If you ever get the opportunity to pick up an old aviation magazine from 20, heck, 50 years ago I highly recommend it. Basic wing design, how a reciprocating or turbojet engine works, aerodynamics, etc. all seem to stand the test of time. The good stuff comes when you read into what was the newest and best in the industry. That old plane you train in now might’ve been the sleekest, most advanced aircraft of its time when it was certificated. The GPS you now take for granted probably started out as a tiny, pixelated, monochromatic screen. Wireless weather briefings on your iPad? Forget it. That used to be a visit to the local FSS (that’s Flight Service Station….actual buildings with people inside) where you were given a 25 page print out on continuous feed paper. I know because I remember getting such a weather briefing before my cross country flights.
Now that you’ve labeled me an ancient, dusty old pilot take note that visiting the FSS for a weather printout was something I did just 10 years ago. Most pilots new to the field would think I’m lying.

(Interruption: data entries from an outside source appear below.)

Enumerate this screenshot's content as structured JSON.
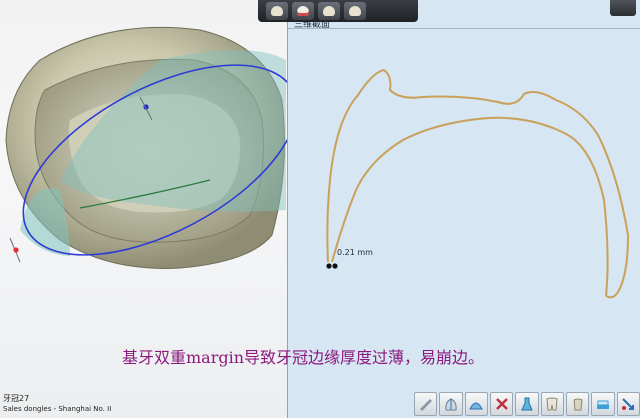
{
  "section_panel": {
    "title": "三维截面"
  },
  "measurement": {
    "value_label": "0.21 mm"
  },
  "caption": {
    "text": "基牙双重margin导致牙冠边缘厚度过薄，易崩边。"
  },
  "footer": {
    "title": "牙冠27",
    "subtitle": "Sales dongles - Shanghai No. II"
  },
  "top_toolbar": {
    "buttons": [
      "crown-view-1",
      "crown-view-2",
      "crown-view-3",
      "crown-view-4"
    ]
  },
  "bottom_tools": {
    "icons": [
      "sculpt-tool-icon",
      "crown-section-icon",
      "dome-icon",
      "delete-icon",
      "flask-icon",
      "tooth-shape-icon",
      "tooth-icon",
      "toothbrush-tool-icon",
      "remove-arrow-icon"
    ]
  },
  "colors": {
    "section_curve": "#c9a15a",
    "cut_plane": "#2d3bd6",
    "plane_fill": "#7fc2be",
    "caption": "#8b1a7e"
  }
}
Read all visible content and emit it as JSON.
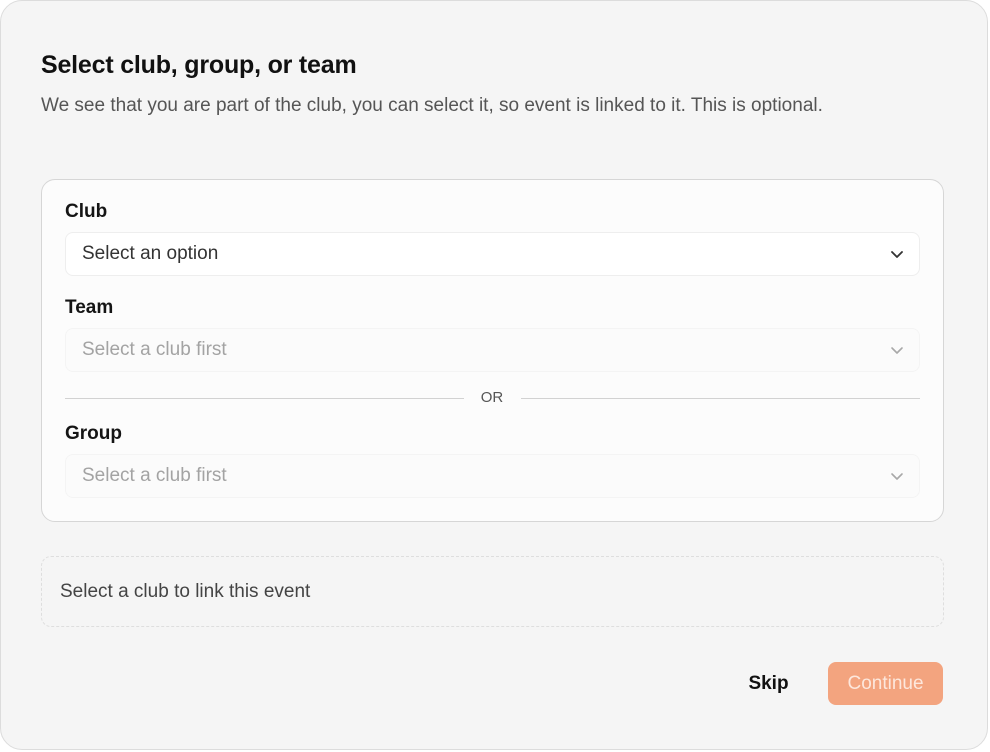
{
  "dialog": {
    "title": "Select club, group, or team",
    "subtitle": "We see that you are part of the club, you can select it, so event is linked to it. This is optional."
  },
  "form": {
    "club": {
      "label": "Club",
      "value": "Select an option",
      "enabled": true
    },
    "team": {
      "label": "Team",
      "value": "Select a club first",
      "enabled": false
    },
    "divider_text": "OR",
    "group": {
      "label": "Group",
      "value": "Select a club first",
      "enabled": false
    }
  },
  "info": {
    "text": "Select a club to link this event"
  },
  "actions": {
    "skip_label": "Skip",
    "continue_label": "Continue",
    "continue_enabled": false
  },
  "icons": {
    "dropdown": "chevron-down-icon"
  },
  "colors": {
    "accent": "#f3a47f",
    "background": "#f5f5f5"
  }
}
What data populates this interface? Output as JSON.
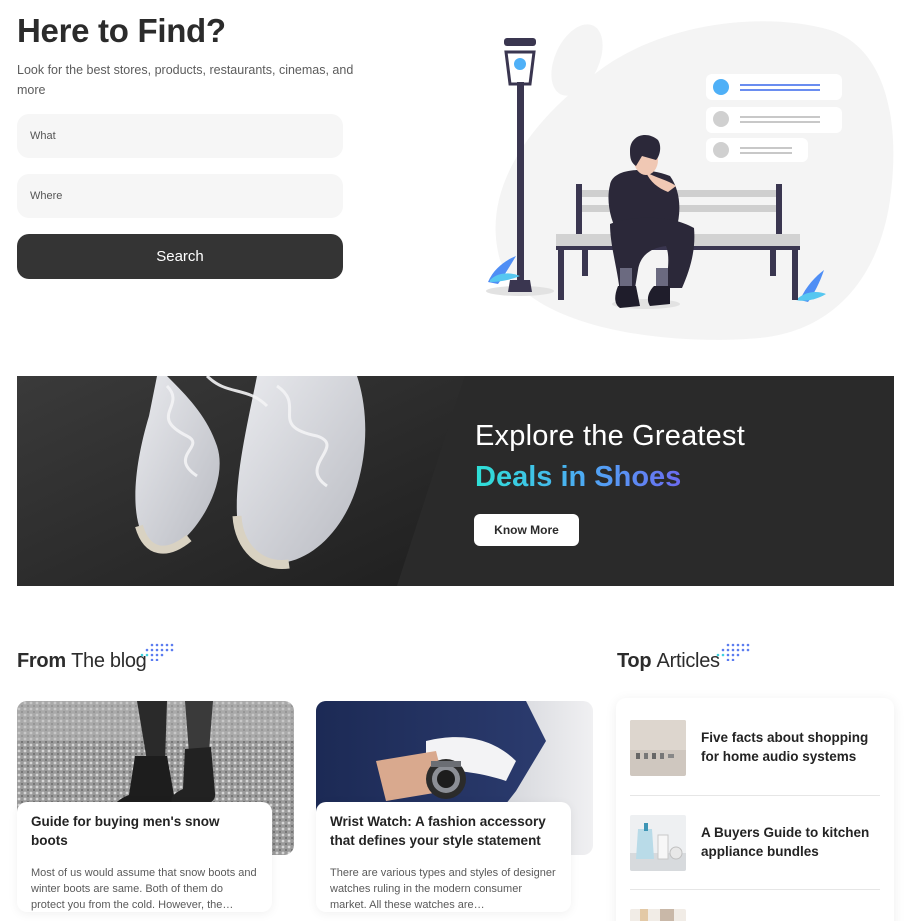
{
  "hero": {
    "title": "Here to Find?",
    "subtitle": "Look for the best stores, products, restaurants, cinemas, and more",
    "what_placeholder": "What",
    "where_placeholder": "Where",
    "search_label": "Search"
  },
  "banner": {
    "line1": "Explore the Greatest",
    "line2": "Deals in Shoes",
    "button_label": "Know More",
    "gradient_colors": [
      "#2ee0d6",
      "#4fa8f5",
      "#6b6bf0"
    ]
  },
  "blog": {
    "heading_bold": "From",
    "heading_light": "The blog",
    "posts": [
      {
        "title": "Guide for buying men's snow boots",
        "excerpt": "Most of us would assume that snow boots and winter boots are same. Both of them do protect you from the cold. However, the…"
      },
      {
        "title": "Wrist Watch: A fashion accessory that defines your style statement",
        "excerpt": "There are various types and styles of designer watches ruling in the modern consumer market. All these watches are…"
      }
    ]
  },
  "top_articles": {
    "heading_bold": "Top",
    "heading_light": "Articles",
    "items": [
      {
        "title": "Five facts about shopping for home audio systems"
      },
      {
        "title": "A Buyers Guide to kitchen appliance bundles"
      },
      {
        "title": ""
      }
    ]
  },
  "colors": {
    "accent_gradient_start": "#2ee0d6",
    "accent_gradient_end": "#6b6bf0",
    "dark_button": "#343434"
  }
}
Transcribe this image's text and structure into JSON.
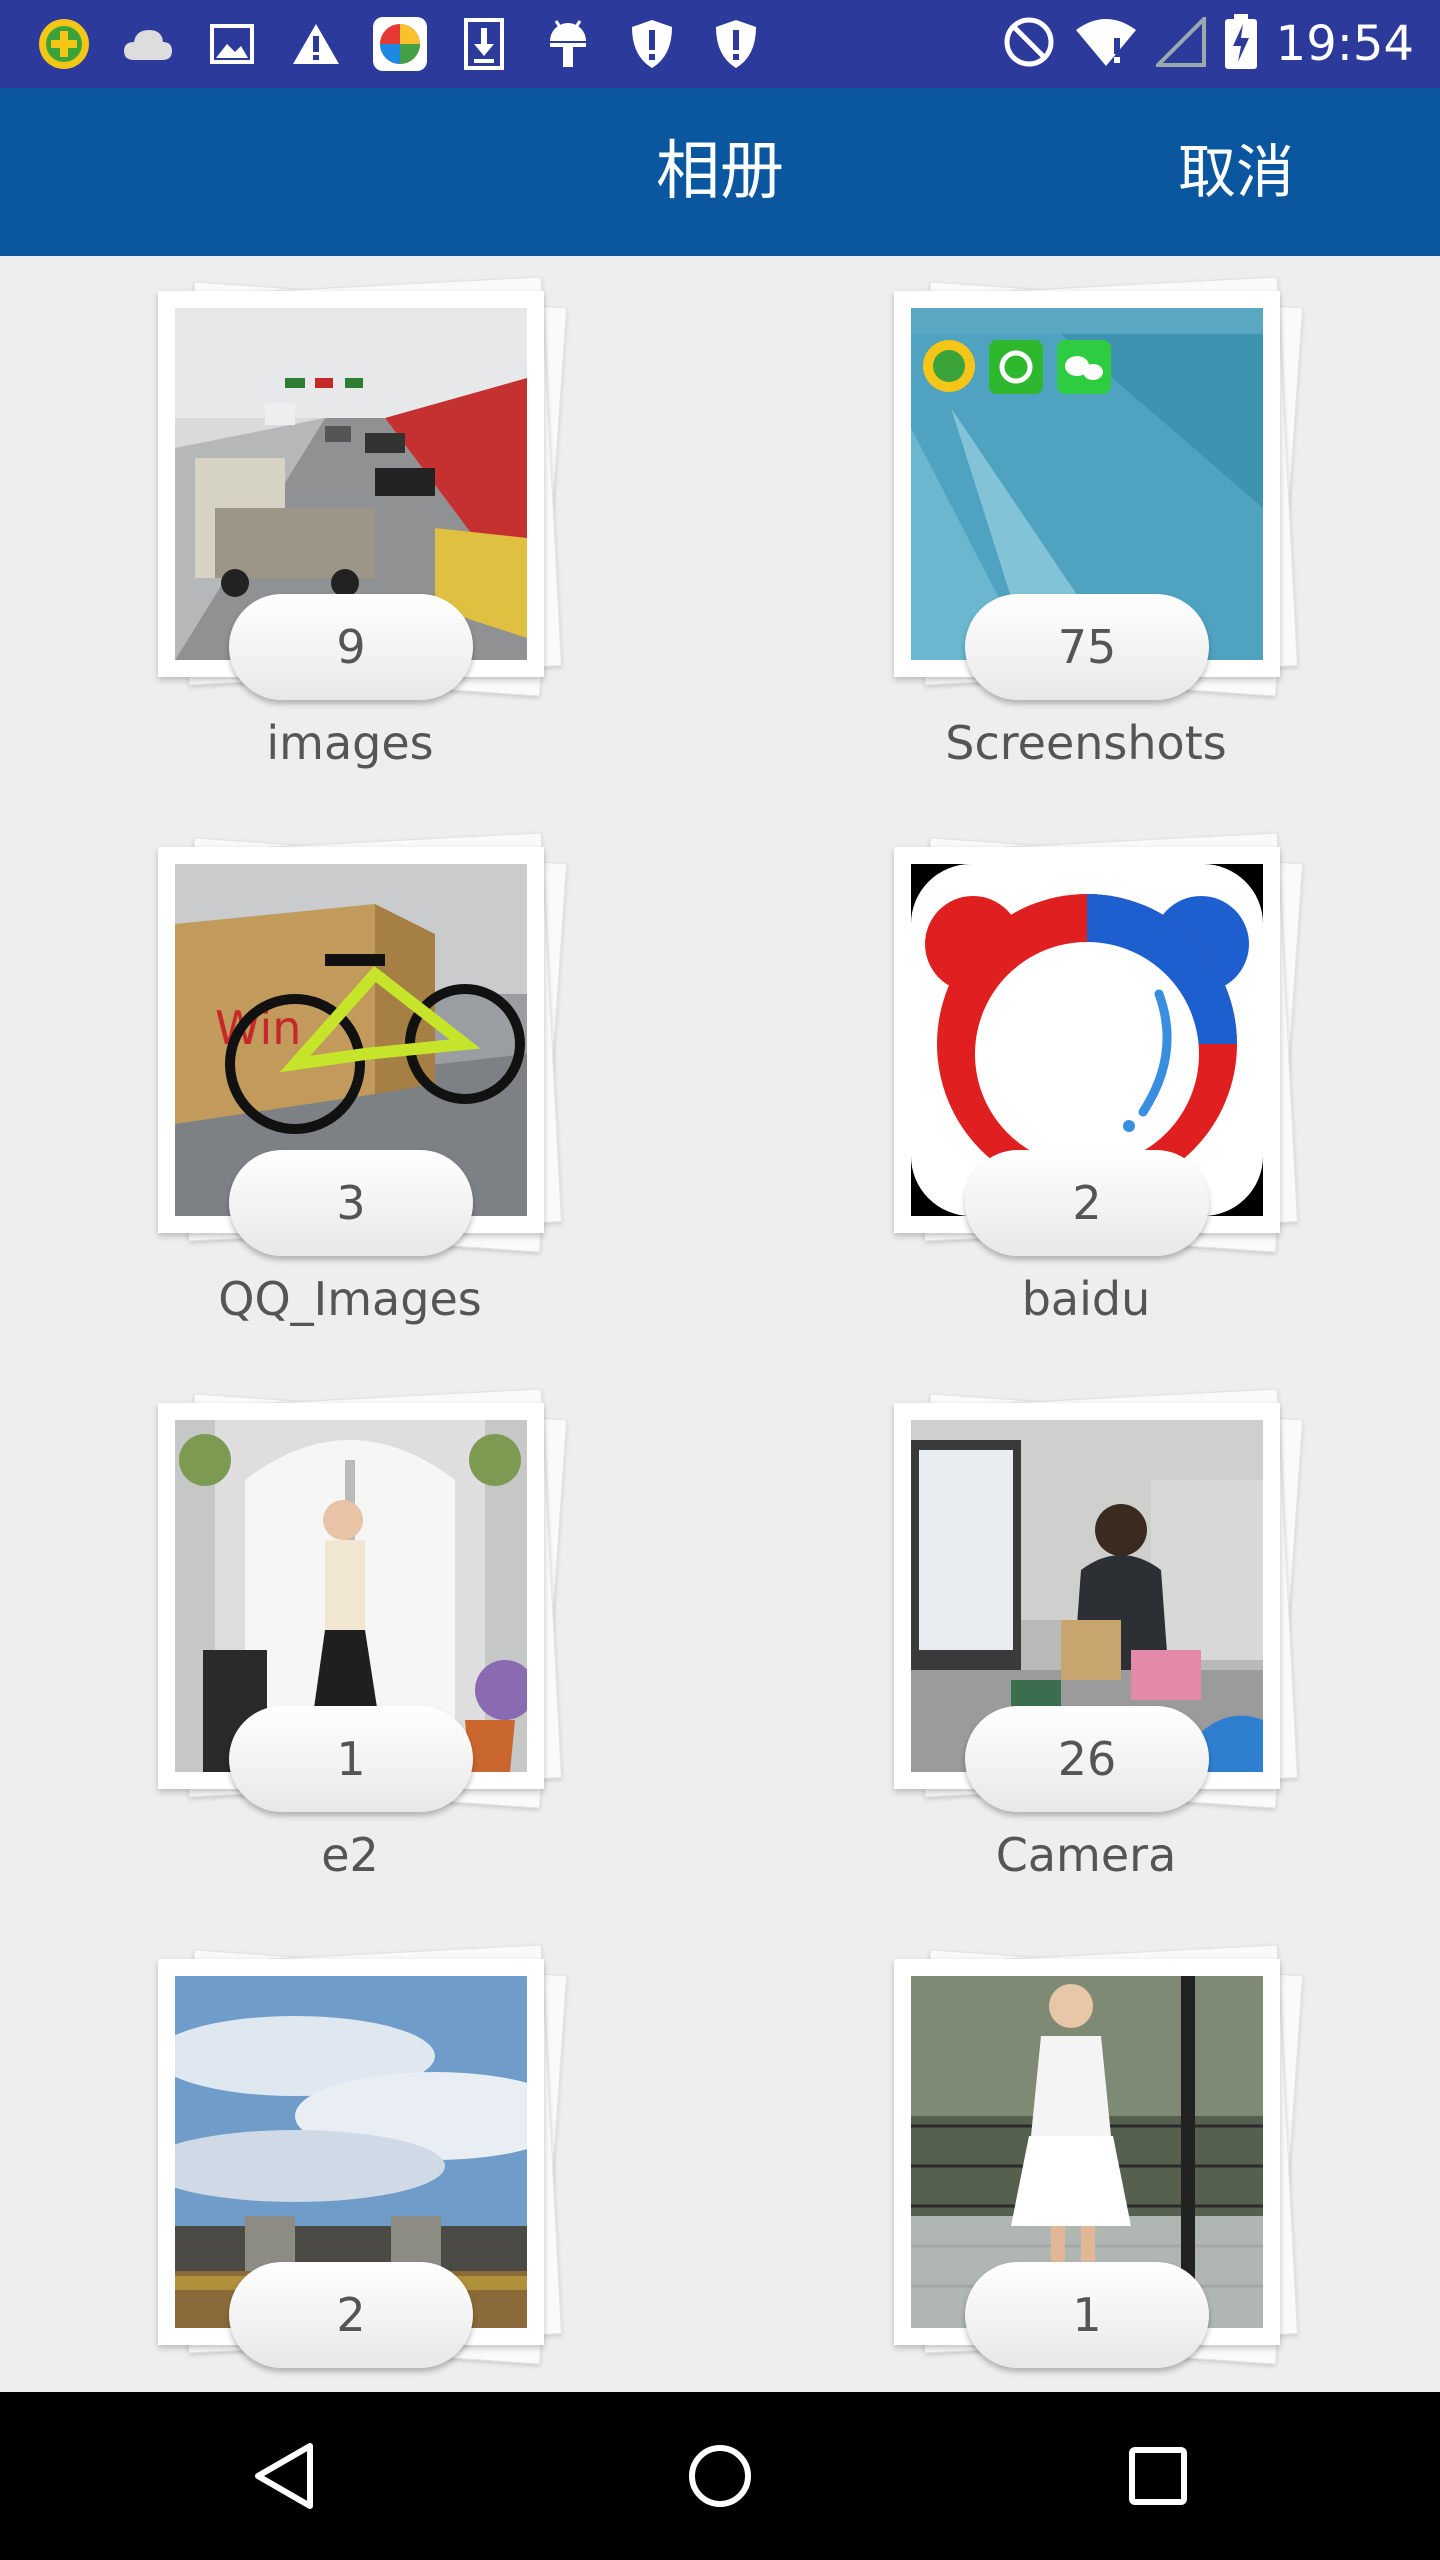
{
  "status_bar": {
    "time": "19:54",
    "left_icons": [
      "plus-app-icon",
      "cloud-icon",
      "image-icon",
      "warning-icon",
      "gallery-app-icon",
      "download-icon",
      "android-icon",
      "shield-icon",
      "shield-icon"
    ],
    "right_icons": [
      "no-disturb-icon",
      "wifi-icon",
      "signal-icon",
      "battery-charging-icon"
    ]
  },
  "app_bar": {
    "title": "相册",
    "cancel_label": "取消"
  },
  "albums": [
    {
      "name": "images",
      "count": "9"
    },
    {
      "name": "Screenshots",
      "count": "75"
    },
    {
      "name": "QQ_Images",
      "count": "3"
    },
    {
      "name": "baidu",
      "count": "2"
    },
    {
      "name": "e2",
      "count": "1"
    },
    {
      "name": "Camera",
      "count": "26"
    },
    {
      "name": "",
      "count": "2"
    },
    {
      "name": "",
      "count": "1"
    }
  ],
  "nav_bar": {
    "buttons": [
      "back-icon",
      "home-icon",
      "recents-icon"
    ]
  },
  "colors": {
    "status_bar": "#2c3a9b",
    "app_bar": "#0a57a0",
    "background": "#eeeeee",
    "nav_bar": "#000000"
  }
}
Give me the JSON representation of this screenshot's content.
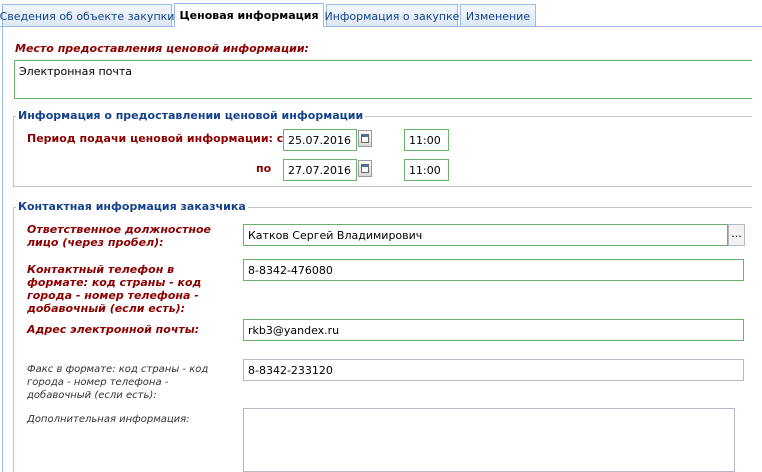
{
  "tabs": [
    {
      "label": "Сведения об объекте закупки",
      "active": false
    },
    {
      "label": "Ценовая информация",
      "active": true
    },
    {
      "label": "Информация о закупке",
      "active": false
    },
    {
      "label": "Изменение",
      "active": false
    }
  ],
  "place": {
    "label": "Место предоставления ценовой информации:",
    "value": "Электронная почта"
  },
  "price_info": {
    "legend": "Информация о предоставлении ценовой информации",
    "period_label": "Период подачи ценовой информации: с",
    "from_date": "25.07.2016",
    "from_time": "11:00",
    "to_label": "по",
    "to_date": "27.07.2016",
    "to_time": "11:00"
  },
  "contact": {
    "legend": "Контактная информация заказчика",
    "person_label": "Ответственное должностное лицо (через пробел):",
    "person_value": "Катков Сергей Владимирович",
    "lookup_button": "...",
    "phone_label": "Контактный телефон в формате: код страны - код города - номер телефона - добавочный (если есть):",
    "phone_value": "8-8342-476080",
    "email_label": "Адрес электронной почты:",
    "email_value": "rkb3@yandex.ru",
    "fax_label": "Факс в формате: код страны - код города - номер телефона - добавочный (если есть):",
    "fax_value": "8-8342-233120",
    "extra_label": "Дополнительная информация:",
    "extra_value": ""
  },
  "colors": {
    "required_label": "#8b0000",
    "legend": "#15428b",
    "field_border_valid": "#6bb26b",
    "tab_border": "#99bbe8"
  }
}
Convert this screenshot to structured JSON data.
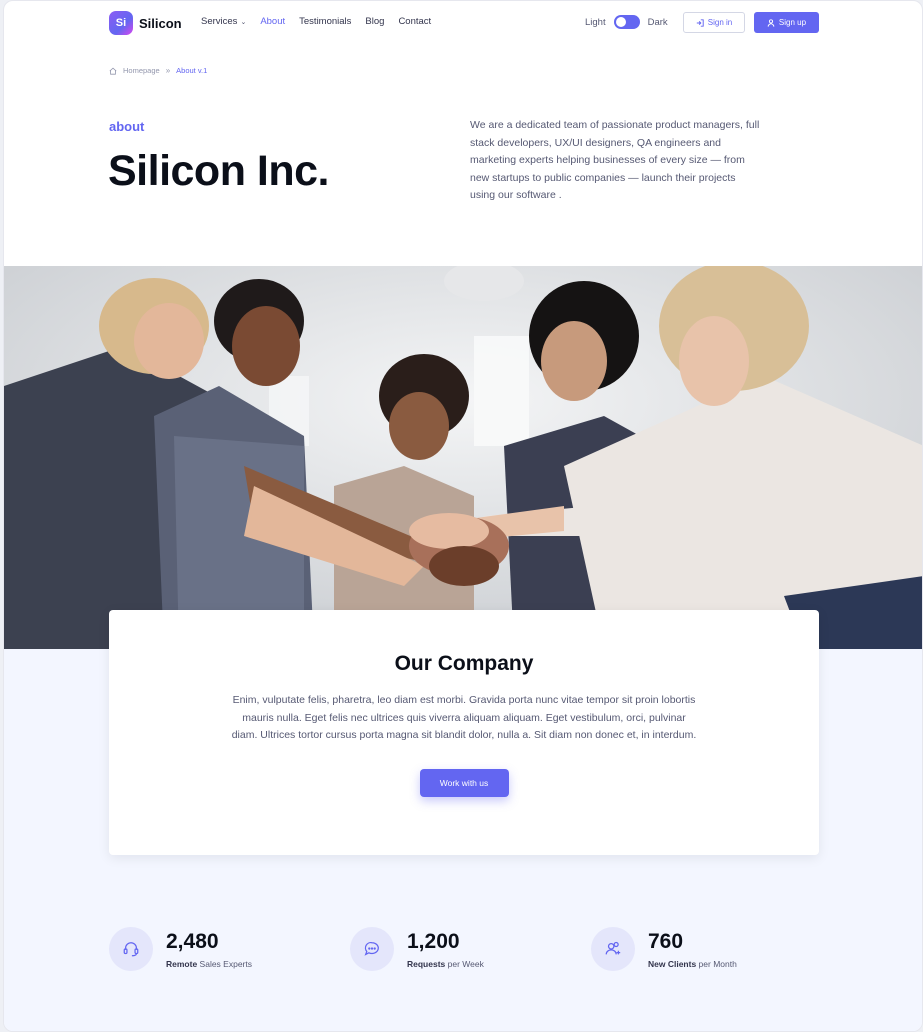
{
  "brand": {
    "mark": "Si",
    "name": "Silicon"
  },
  "nav": {
    "services": "Services",
    "about": "About",
    "testimonials": "Testimonials",
    "blog": "Blog",
    "contact": "Contact"
  },
  "mode": {
    "light": "Light",
    "dark": "Dark",
    "dark_enabled": true
  },
  "auth": {
    "signin": "Sign in",
    "signup": "Sign up"
  },
  "breadcrumb": {
    "home": "Homepage",
    "separator": "»",
    "current": "About v.1"
  },
  "hero": {
    "eyebrow": "about",
    "title": "Silicon Inc.",
    "lead": "We are a dedicated team of passionate product managers, full stack developers, UX/UI designers, QA engineers and marketing experts helping businesses of every size — from new startups to public companies — launch their projects using our software ."
  },
  "company": {
    "title": "Our Company",
    "text": "Enim, vulputate felis, pharetra, leo diam est morbi. Gravida porta nunc vitae tempor sit proin lobortis mauris nulla. Eget felis nec ultrices quis viverra aliquam aliquam. Eget vestibulum, orci, pulvinar diam. Ultrices tortor cursus porta magna sit blandit dolor, nulla a. Sit diam non donec et, in interdum.",
    "cta": "Work with us"
  },
  "stats": [
    {
      "icon": "headset-icon",
      "value": "2,480",
      "bold": "Remote",
      "rest": " Sales Experts"
    },
    {
      "icon": "chat-icon",
      "value": "1,200",
      "bold": "Requests",
      "rest": " per Week"
    },
    {
      "icon": "users-plus-icon",
      "value": "760",
      "bold": "New Clients",
      "rest": " per Month"
    }
  ],
  "colors": {
    "primary": "#6366f1",
    "heading": "#0b0f19",
    "body": "#565973",
    "section_bg": "#f3f6ff"
  }
}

Now, I am not about to prop myself on a soapbox preaching “back in my day…”, but the technological and behavioral changes that I’ve witnessed in my short career are stupefying. Partial panel NDB approaches used to be a rite of passage for new instrument students. Now they are nearly extinct and let me tell you, I’m not sad. Moving maps are incredibly helpful. They tell you where you are at any given moment with more information than most pilots would know what to do with. The seasoned captain no longer instills fear in their first officer, but instead encourages cooperation and teamwork by finding strength in numbers.
The point I’m driving at is aviation is continually evolving as evidenced by archived aviation magazines and books. Change can scare a lot of people and for understandable reasons. It requires pause, rethinking, and more often fumbling around until it becomes familiar. However, it’s arguably one of the most exciting and attractive traits of aviation. Change challenges you, keeps you sharp, keeps you humble, and it’s great for your brain! The Alzheimer’s Association boasts the benefits of learning new skills or adopting new methods as an excellent method of offsetting the risk of such a terrible disease as Alzheimer’s. It’s like exercise for your brain (do they make a Fitbit for that?).
In conclusion, change in aviation should be welcomed. Not blindly and without question, but with an openness that avoids stifling progress. During my initial flight training I came across a framed poster in a random stairwell in a building I was most likely lost in. Printed on just plain white glossy paper was the statement, “It’s the not strongest species that survives. It’s the one most able to adapt to change.” It rings true on so many levels in aviation. I hope I can continue to experience the industry’s change over my lifetime.